• _Website and app data records_
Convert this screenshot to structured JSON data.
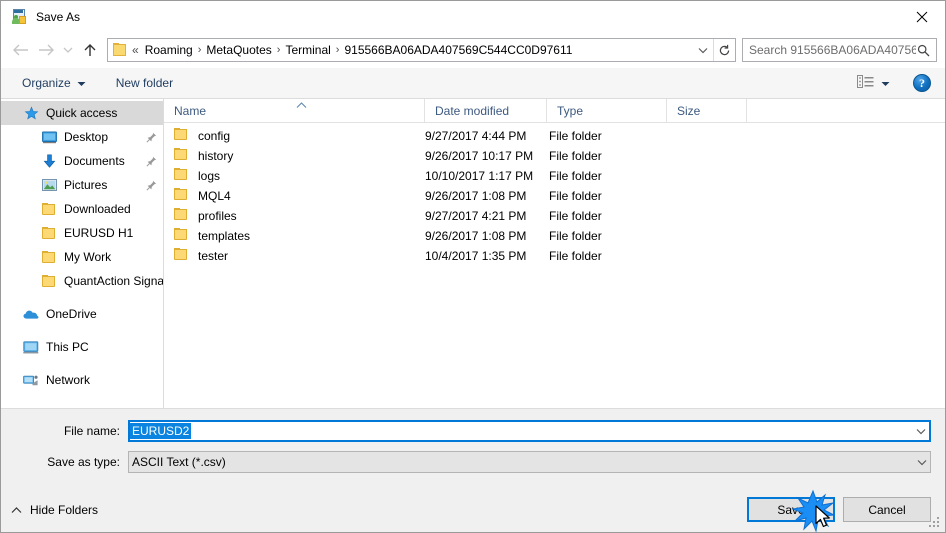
{
  "window": {
    "title": "Save As",
    "icon": "save-as-icon",
    "close_label": "✕"
  },
  "nav": {
    "back_icon": "arrow-left-icon",
    "forward_icon": "arrow-right-icon",
    "recent_icon": "chevron-down-icon",
    "up_icon": "arrow-up-icon",
    "address": {
      "folder_icon": "folder-icon",
      "prefix": "«",
      "crumbs": [
        "Roaming",
        "MetaQuotes",
        "Terminal",
        "915566BA06ADA407569C544CC0D97611"
      ],
      "separator": "›",
      "dropdown_icon": "chevron-down-icon",
      "refresh_icon": "refresh-icon"
    },
    "search": {
      "placeholder": "Search 915566BA06ADA40756...",
      "icon": "search-icon"
    }
  },
  "toolbar": {
    "organize_label": "Organize",
    "organize_caret": "▾",
    "new_folder_label": "New folder",
    "view_icon": "list-view-icon",
    "view_caret": "▾",
    "help_label": "?",
    "help_icon": "help-icon"
  },
  "sidebar": {
    "items": [
      {
        "label": "Quick access",
        "icon": "star-icon",
        "indent": "root",
        "selected": true,
        "pinned": false,
        "group": false
      },
      {
        "label": "Desktop",
        "icon": "monitor-icon",
        "indent": "1",
        "selected": false,
        "pinned": true,
        "group": false
      },
      {
        "label": "Documents",
        "icon": "download-icon",
        "indent": "1",
        "selected": false,
        "pinned": true,
        "group": false
      },
      {
        "label": "Pictures",
        "icon": "picture-icon",
        "indent": "1",
        "selected": false,
        "pinned": true,
        "group": false
      },
      {
        "label": "Downloaded",
        "icon": "folder-icon",
        "indent": "1",
        "selected": false,
        "pinned": false,
        "group": false
      },
      {
        "label": "EURUSD H1",
        "icon": "folder-icon",
        "indent": "1",
        "selected": false,
        "pinned": false,
        "group": false
      },
      {
        "label": "My Work",
        "icon": "folder-icon",
        "indent": "1",
        "selected": false,
        "pinned": false,
        "group": false
      },
      {
        "label": "QuantAction Signal",
        "icon": "folder-icon",
        "indent": "1",
        "selected": false,
        "pinned": false,
        "group": false
      },
      {
        "label": "OneDrive",
        "icon": "cloud-icon",
        "indent": "root",
        "selected": false,
        "pinned": false,
        "group": true
      },
      {
        "label": "This PC",
        "icon": "pc-icon",
        "indent": "root",
        "selected": false,
        "pinned": false,
        "group": true
      },
      {
        "label": "Network",
        "icon": "network-icon",
        "indent": "root",
        "selected": false,
        "pinned": false,
        "group": true
      }
    ]
  },
  "filelist": {
    "columns": [
      {
        "key": "name",
        "label": "Name",
        "sorted": true,
        "sort_dir": "asc"
      },
      {
        "key": "date",
        "label": "Date modified",
        "sorted": false
      },
      {
        "key": "type",
        "label": "Type",
        "sorted": false
      },
      {
        "key": "size",
        "label": "Size",
        "sorted": false
      }
    ],
    "rows": [
      {
        "name": "config",
        "date": "9/27/2017 4:44 PM",
        "type": "File folder",
        "size": "",
        "icon": "folder-icon"
      },
      {
        "name": "history",
        "date": "9/26/2017 10:17 PM",
        "type": "File folder",
        "size": "",
        "icon": "folder-icon"
      },
      {
        "name": "logs",
        "date": "10/10/2017 1:17 PM",
        "type": "File folder",
        "size": "",
        "icon": "folder-icon"
      },
      {
        "name": "MQL4",
        "date": "9/26/2017 1:08 PM",
        "type": "File folder",
        "size": "",
        "icon": "folder-icon"
      },
      {
        "name": "profiles",
        "date": "9/27/2017 4:21 PM",
        "type": "File folder",
        "size": "",
        "icon": "folder-icon"
      },
      {
        "name": "templates",
        "date": "9/26/2017 1:08 PM",
        "type": "File folder",
        "size": "",
        "icon": "folder-icon"
      },
      {
        "name": "tester",
        "date": "10/4/2017 1:35 PM",
        "type": "File folder",
        "size": "",
        "icon": "folder-icon"
      }
    ]
  },
  "form": {
    "filename_label": "File name:",
    "filename_value": "EURUSD2",
    "filename_selected": true,
    "savetype_label": "Save as type:",
    "savetype_value": "ASCII Text (*.csv)",
    "dropdown_icon": "chevron-down-icon"
  },
  "footer": {
    "hide_folders_label": "Hide Folders",
    "hide_folders_icon": "chevron-up-icon",
    "save_label": "Save",
    "cancel_label": "Cancel",
    "click_effect": "click-burst",
    "cursor": "mouse-pointer"
  },
  "colors": {
    "accent": "#0078d7",
    "selection": "#0a84e0",
    "sidebar_selected": "#d9d9d9",
    "folder": "#fcd975",
    "header_text": "#3d5a80",
    "chrome": "#f0f0f0"
  }
}
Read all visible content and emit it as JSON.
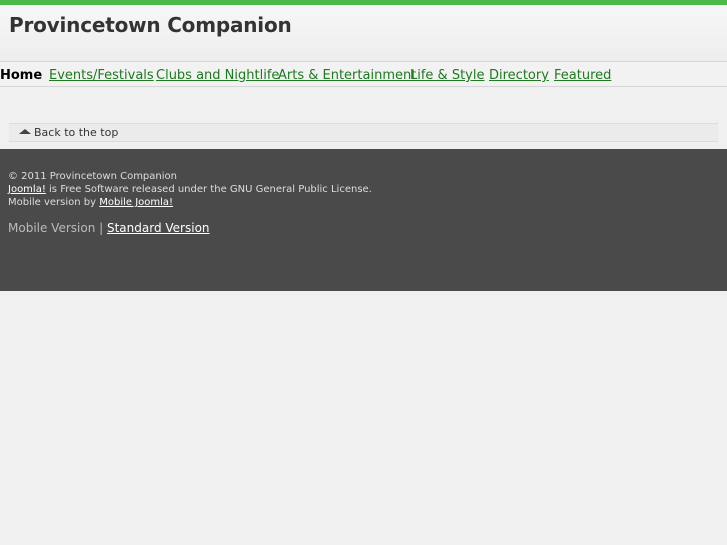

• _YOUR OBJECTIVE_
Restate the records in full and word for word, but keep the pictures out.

• _EXERCISE RESULT_
Convert this screenshot to structured JSON data.
{
  "window": {
    "title": "Save As",
    "icon": "save-as-icon",
    "close_label": "✕"
  },
  "nav": {
    "back_icon": "arrow-left-icon",
    "forward_icon": "arrow-right-icon",
    "recent_icon": "chevron-down-icon",
    "up_icon": "arrow-up-icon",
    "address": {
      "folder_icon": "folder-icon",
      "prefix": "«",
      "crumbs": [
        "Roaming",
        "MetaQuotes",
        "Terminal",
        "915566BA06ADA407569C544CC0D97611"
      ],
      "separator": "›",
      "dropdown_icon": "chevron-down-icon",
      "refresh_icon": "refresh-icon"
    },
    "search": {
      "placeholder": "Search 915566BA06ADA40756...",
      "icon": "search-icon"
    }
  },
  "toolbar": {
    "organize_label": "Organize",
    "organize_caret": "▾",
    "new_folder_label": "New folder",
    "view_icon": "list-view-icon",
    "view_caret": "▾",
    "help_label": "?",
    "help_icon": "help-icon"
  },
  "sidebar": {
    "items": [
      {
        "label": "Quick access",
        "icon": "star-icon",
        "indent": "root",
        "selected": true,
        "pinned": false,
        "group": false
      },
      {
        "label": "Desktop",
        "icon": "monitor-icon",
        "indent": "1",
        "selected": false,
        "pinned": true,
        "group": false
      },
      {
        "label": "Documents",
        "icon": "download-icon",
        "indent": "1",
        "selected": false,
        "pinned": true,
        "group": false
      },
      {
        "label": "Pictures",
        "icon": "picture-icon",
        "indent": "1",
        "selected": false,
        "pinned": true,
        "group": false
      },
      {
        "label": "Downloaded",
        "icon": "folder-icon",
        "indent": "1",
        "selected": false,
        "pinned": false,
        "group": false
      },
      {
        "label": "EURUSD H1",
        "icon": "folder-icon",
        "indent": "1",
        "selected": false,
        "pinned": false,
        "group": false
      },
      {
        "label": "My Work",
        "icon": "folder-icon",
        "indent": "1",
        "selected": false,
        "pinned": false,
        "group": false
      },
      {
        "label": "QuantAction Signal",
        "icon": "folder-icon",
        "indent": "1",
        "selected": false,
        "pinned": false,
        "group": false
      },
      {
        "label": "OneDrive",
        "icon": "cloud-icon",
        "indent": "root",
        "selected": false,
        "pinned": false,
        "group": true
      },
      {
        "label": "This PC",
        "icon": "pc-icon",
        "indent": "root",
        "selected": false,
        "pinned": false,
        "group": true
      },
      {
        "label": "Network",
        "icon": "network-icon",
        "indent": "root",
        "selected": false,
        "pinned": false,
        "group": true
      }
    ]
  },
  "filelist": {
    "columns": [
      {
        "key": "name",
        "label": "Name",
        "sorted": true,
        "sort_dir": "asc"
      },
      {
        "key": "date",
        "label": "Date modified",
        "sorted": false
      },
      {
        "key": "type",
        "label": "Type",
        "sorted": false
      },
      {
        "key": "size",
        "label": "Size",
        "sorted": false
      }
    ],
    "rows": [
      {
        "name": "config",
        "date": "9/27/2017 4:44 PM",
        "type": "File folder",
        "size": "",
        "icon": "folder-icon"
      },
      {
        "name": "history",
        "date": "9/26/2017 10:17 PM",
        "type": "File folder",
        "size": "",
        "icon": "folder-icon"
      },
      {
        "name": "logs",
        "date": "10/10/2017 1:17 PM",
        "type": "File folder",
        "size": "",
        "icon": "folder-icon"
      },
      {
        "name": "MQL4",
        "date": "9/26/2017 1:08 PM",
        "type": "File folder",
        "size": "",
        "icon": "folder-icon"
      },
      {
        "name": "profiles",
        "date": "9/27/2017 4:21 PM",
        "type": "File folder",
        "size": "",
        "icon": "folder-icon"
      },
      {
        "name": "templates",
        "date": "9/26/2017 1:08 PM",
        "type": "File folder",
        "size": "",
        "icon": "folder-icon"
      },
      {
        "name": "tester",
        "date": "10/4/2017 1:35 PM",
        "type": "File folder",
        "size": "",
        "icon": "folder-icon"
      }
    ]
  },
  "form": {
    "filename_label": "File name:",
    "filename_value": "EURUSD2",
    "filename_selected": true,
    "savetype_label": "Save as type:",
    "savetype_value": "ASCII Text (*.csv)",
    "dropdown_icon": "chevron-down-icon"
  },
  "footer": {
    "hide_folders_label": "Hide Folders",
    "hide_folders_icon": "chevron-up-icon",
    "save_label": "Save",
    "cancel_label": "Cancel",
    "click_effect": "click-burst",
    "cursor": "mouse-pointer"
  },
  "colors": {
    "accent": "#0078d7",
    "selection": "#0a84e0",
    "sidebar_selected": "#d9d9d9",
    "folder": "#fcd975",
    "header_text": "#3d5a80",
    "chrome": "#f0f0f0"
  }
}
Read all visible content and emit it as JSON.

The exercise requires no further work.